→ Available records:
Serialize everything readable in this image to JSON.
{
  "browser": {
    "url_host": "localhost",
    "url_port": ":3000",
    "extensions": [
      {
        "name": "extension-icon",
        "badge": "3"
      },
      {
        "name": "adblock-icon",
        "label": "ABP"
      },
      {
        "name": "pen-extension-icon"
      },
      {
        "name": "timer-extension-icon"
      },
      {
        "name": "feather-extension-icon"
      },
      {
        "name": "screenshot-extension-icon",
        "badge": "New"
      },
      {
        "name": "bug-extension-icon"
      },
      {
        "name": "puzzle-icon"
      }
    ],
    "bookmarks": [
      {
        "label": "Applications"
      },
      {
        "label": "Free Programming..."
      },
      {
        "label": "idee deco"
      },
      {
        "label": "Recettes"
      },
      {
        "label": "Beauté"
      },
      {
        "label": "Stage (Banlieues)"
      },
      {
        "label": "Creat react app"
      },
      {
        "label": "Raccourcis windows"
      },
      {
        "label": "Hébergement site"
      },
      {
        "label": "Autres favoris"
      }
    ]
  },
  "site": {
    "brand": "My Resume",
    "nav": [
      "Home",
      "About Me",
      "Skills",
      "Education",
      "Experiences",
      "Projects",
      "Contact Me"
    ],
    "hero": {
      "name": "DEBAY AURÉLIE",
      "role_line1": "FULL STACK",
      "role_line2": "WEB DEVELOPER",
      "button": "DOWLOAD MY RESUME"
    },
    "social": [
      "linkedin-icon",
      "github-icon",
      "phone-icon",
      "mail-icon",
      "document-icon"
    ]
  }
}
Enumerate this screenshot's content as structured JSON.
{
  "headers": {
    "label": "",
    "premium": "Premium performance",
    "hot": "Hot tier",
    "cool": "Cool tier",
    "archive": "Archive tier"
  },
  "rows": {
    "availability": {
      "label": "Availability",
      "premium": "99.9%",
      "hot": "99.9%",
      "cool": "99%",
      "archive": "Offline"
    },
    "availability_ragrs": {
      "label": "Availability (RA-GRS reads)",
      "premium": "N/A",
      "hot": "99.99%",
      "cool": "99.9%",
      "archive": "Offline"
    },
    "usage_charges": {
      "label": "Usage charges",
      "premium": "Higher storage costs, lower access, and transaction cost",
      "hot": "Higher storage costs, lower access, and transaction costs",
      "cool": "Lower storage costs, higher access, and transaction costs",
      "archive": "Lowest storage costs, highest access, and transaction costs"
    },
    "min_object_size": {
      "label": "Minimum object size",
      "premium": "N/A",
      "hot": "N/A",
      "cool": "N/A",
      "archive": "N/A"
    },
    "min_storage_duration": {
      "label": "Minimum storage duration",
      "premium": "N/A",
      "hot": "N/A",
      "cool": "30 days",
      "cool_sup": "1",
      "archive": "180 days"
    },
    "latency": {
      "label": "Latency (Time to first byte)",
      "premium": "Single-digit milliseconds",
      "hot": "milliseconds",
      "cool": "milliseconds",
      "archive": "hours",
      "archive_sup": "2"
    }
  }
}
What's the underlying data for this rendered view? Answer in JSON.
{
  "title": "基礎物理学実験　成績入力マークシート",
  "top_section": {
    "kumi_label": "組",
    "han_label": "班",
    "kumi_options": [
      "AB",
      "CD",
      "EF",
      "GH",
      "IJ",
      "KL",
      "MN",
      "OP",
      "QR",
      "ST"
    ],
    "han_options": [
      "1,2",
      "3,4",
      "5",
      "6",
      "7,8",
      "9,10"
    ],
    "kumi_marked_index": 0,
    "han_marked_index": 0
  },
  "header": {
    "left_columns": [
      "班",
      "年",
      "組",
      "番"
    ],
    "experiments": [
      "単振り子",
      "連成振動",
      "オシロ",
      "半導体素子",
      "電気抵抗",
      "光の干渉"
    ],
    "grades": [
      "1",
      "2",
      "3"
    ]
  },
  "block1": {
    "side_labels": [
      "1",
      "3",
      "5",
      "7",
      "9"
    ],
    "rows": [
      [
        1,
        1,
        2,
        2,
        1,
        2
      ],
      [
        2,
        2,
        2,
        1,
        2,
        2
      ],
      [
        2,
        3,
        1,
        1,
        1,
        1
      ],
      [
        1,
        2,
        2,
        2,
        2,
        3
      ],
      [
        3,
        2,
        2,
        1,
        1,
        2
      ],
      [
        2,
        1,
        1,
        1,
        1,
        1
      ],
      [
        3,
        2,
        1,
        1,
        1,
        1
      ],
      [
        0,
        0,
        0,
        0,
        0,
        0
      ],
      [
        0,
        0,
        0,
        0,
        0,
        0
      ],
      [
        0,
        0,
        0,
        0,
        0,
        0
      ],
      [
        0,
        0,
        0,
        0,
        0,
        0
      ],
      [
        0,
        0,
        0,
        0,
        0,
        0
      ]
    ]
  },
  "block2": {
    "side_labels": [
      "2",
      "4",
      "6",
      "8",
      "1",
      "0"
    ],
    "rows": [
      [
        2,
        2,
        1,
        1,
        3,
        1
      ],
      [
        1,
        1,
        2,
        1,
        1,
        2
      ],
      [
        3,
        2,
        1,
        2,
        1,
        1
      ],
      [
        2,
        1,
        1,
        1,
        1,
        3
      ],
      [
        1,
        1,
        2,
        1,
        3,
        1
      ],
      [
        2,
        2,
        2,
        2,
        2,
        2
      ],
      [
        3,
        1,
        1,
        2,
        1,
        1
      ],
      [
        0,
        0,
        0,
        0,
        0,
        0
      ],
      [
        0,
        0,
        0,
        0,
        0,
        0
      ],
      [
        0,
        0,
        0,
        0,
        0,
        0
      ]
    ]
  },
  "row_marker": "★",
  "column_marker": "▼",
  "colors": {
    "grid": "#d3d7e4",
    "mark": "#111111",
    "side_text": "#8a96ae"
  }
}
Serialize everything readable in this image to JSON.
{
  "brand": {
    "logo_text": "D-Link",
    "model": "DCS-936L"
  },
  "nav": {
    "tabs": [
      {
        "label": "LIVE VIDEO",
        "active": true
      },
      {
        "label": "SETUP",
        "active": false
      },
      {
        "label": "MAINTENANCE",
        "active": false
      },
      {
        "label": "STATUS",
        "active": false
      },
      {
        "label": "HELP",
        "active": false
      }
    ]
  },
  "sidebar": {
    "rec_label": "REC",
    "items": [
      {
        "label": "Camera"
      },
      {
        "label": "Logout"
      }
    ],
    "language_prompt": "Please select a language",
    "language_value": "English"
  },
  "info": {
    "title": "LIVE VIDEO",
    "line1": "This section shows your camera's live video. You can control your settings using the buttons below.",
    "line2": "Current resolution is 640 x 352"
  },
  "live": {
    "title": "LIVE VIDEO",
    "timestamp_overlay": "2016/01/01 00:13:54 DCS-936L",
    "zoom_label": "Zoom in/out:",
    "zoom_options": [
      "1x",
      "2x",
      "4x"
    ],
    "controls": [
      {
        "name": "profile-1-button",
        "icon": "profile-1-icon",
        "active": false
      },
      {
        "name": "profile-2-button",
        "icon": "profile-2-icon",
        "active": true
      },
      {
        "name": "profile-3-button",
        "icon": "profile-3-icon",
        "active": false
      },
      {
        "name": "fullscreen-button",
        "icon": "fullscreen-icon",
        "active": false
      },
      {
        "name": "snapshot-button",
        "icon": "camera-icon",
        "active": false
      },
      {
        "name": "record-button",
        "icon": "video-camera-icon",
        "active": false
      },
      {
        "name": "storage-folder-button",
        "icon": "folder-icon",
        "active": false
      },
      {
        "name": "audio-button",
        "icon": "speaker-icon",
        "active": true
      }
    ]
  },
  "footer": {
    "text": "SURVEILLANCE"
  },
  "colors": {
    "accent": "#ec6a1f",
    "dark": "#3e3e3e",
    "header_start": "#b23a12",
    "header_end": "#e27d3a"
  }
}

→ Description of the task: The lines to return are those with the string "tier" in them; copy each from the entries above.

→ Response area:
    "hot": "Hot tier",
    "cool": "Cool tier",
    "archive": "Archive tier"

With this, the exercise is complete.